Materials provided:
◆ ◆ ◆ ◆ ◆

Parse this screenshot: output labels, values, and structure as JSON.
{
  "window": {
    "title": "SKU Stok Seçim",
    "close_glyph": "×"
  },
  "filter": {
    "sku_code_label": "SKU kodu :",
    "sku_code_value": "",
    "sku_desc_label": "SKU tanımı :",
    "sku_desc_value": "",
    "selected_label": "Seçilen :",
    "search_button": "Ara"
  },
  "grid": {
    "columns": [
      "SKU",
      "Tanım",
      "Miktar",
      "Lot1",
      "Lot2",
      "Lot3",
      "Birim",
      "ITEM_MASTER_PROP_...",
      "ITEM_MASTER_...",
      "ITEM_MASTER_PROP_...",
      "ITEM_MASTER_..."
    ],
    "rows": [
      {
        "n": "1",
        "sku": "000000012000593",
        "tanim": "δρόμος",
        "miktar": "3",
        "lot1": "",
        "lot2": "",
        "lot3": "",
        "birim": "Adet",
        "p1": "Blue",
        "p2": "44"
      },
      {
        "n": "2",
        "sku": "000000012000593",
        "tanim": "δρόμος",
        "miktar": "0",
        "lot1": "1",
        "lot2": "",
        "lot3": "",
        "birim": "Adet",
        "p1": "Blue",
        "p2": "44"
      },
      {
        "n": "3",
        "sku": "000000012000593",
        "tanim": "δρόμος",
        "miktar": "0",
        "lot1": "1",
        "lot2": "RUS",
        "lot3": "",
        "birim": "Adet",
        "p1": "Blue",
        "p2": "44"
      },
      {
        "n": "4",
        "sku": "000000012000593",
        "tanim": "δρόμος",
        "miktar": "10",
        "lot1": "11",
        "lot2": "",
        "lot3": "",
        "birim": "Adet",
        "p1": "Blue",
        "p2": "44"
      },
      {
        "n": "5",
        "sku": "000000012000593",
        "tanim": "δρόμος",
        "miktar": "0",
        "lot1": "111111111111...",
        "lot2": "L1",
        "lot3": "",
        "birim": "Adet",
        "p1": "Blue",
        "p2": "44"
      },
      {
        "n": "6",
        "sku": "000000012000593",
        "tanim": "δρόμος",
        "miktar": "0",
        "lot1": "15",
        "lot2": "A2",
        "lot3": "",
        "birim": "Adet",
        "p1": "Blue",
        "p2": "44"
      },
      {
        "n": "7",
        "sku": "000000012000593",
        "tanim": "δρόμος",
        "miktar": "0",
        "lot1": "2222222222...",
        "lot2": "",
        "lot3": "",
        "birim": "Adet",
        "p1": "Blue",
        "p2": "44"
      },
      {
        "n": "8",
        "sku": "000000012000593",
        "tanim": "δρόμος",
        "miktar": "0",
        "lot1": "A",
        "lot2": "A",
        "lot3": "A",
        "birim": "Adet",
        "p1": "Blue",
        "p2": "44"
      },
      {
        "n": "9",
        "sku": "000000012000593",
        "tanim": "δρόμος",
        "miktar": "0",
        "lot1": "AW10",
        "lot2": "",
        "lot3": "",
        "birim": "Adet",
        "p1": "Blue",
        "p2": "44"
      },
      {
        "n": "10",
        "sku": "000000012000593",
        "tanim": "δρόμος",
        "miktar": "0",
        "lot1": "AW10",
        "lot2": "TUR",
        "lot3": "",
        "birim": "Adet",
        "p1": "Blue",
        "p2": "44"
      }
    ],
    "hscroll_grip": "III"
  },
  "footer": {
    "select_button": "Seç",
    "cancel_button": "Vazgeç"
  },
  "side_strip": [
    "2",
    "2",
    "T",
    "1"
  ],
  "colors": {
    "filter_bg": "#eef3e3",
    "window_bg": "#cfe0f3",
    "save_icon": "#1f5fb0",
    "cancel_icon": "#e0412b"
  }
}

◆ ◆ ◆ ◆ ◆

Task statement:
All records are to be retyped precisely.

Written response:
Parse this screenshot: output labels, values, and structure as JSON.
{
  "window": {
    "title": "SKU Stok Seçim",
    "close_glyph": "×"
  },
  "filter": {
    "sku_code_label": "SKU kodu :",
    "sku_code_value": "",
    "sku_desc_label": "SKU tanımı :",
    "sku_desc_value": "",
    "selected_label": "Seçilen :",
    "search_button": "Ara"
  },
  "grid": {
    "columns": [
      "SKU",
      "Tanım",
      "Miktar",
      "Lot1",
      "Lot2",
      "Lot3",
      "Birim",
      "ITEM_MASTER_PROP_...",
      "ITEM_MASTER_...",
      "ITEM_MASTER_PROP_...",
      "ITEM_MASTER_..."
    ],
    "rows": [
      {
        "n": "1",
        "sku": "000000012000593",
        "tanim": "δρόμος",
        "miktar": "3",
        "lot1": "",
        "lot2": "",
        "lot3": "",
        "birim": "Adet",
        "p1": "Blue",
        "p2": "44"
      },
      {
        "n": "2",
        "sku": "000000012000593",
        "tanim": "δρόμος",
        "miktar": "0",
        "lot1": "1",
        "lot2": "",
        "lot3": "",
        "birim": "Adet",
        "p1": "Blue",
        "p2": "44"
      },
      {
        "n": "3",
        "sku": "000000012000593",
        "tanim": "δρόμος",
        "miktar": "0",
        "lot1": "1",
        "lot2": "RUS",
        "lot3": "",
        "birim": "Adet",
        "p1": "Blue",
        "p2": "44"
      },
      {
        "n": "4",
        "sku": "000000012000593",
        "tanim": "δρόμος",
        "miktar": "10",
        "lot1": "11",
        "lot2": "",
        "lot3": "",
        "birim": "Adet",
        "p1": "Blue",
        "p2": "44"
      },
      {
        "n": "5",
        "sku": "000000012000593",
        "tanim": "δρόμος",
        "miktar": "0",
        "lot1": "111111111111...",
        "lot2": "L1",
        "lot3": "",
        "birim": "Adet",
        "p1": "Blue",
        "p2": "44"
      },
      {
        "n": "6",
        "sku": "000000012000593",
        "tanim": "δρόμος",
        "miktar": "0",
        "lot1": "15",
        "lot2": "A2",
        "lot3": "",
        "birim": "Adet",
        "p1": "Blue",
        "p2": "44"
      },
      {
        "n": "7",
        "sku": "000000012000593",
        "tanim": "δρόμος",
        "miktar": "0",
        "lot1": "2222222222...",
        "lot2": "",
        "lot3": "",
        "birim": "Adet",
        "p1": "Blue",
        "p2": "44"
      },
      {
        "n": "8",
        "sku": "000000012000593",
        "tanim": "δρόμος",
        "miktar": "0",
        "lot1": "A",
        "lot2": "A",
        "lot3": "A",
        "birim": "Adet",
        "p1": "Blue",
        "p2": "44"
      },
      {
        "n": "9",
        "sku": "000000012000593",
        "tanim": "δρόμος",
        "miktar": "0",
        "lot1": "AW10",
        "lot2": "",
        "lot3": "",
        "birim": "Adet",
        "p1": "Blue",
        "p2": "44"
      },
      {
        "n": "10",
        "sku": "000000012000593",
        "tanim": "δρόμος",
        "miktar": "0",
        "lot1": "AW10",
        "lot2": "TUR",
        "lot3": "",
        "birim": "Adet",
        "p1": "Blue",
        "p2": "44"
      }
    ],
    "hscroll_grip": "III"
  },
  "footer": {
    "select_button": "Seç",
    "cancel_button": "Vazgeç"
  },
  "side_strip": [
    "2",
    "2",
    "T",
    "1"
  ],
  "colors": {
    "filter_bg": "#eef3e3",
    "window_bg": "#cfe0f3",
    "save_icon": "#1f5fb0",
    "cancel_icon": "#e0412b"
  }
}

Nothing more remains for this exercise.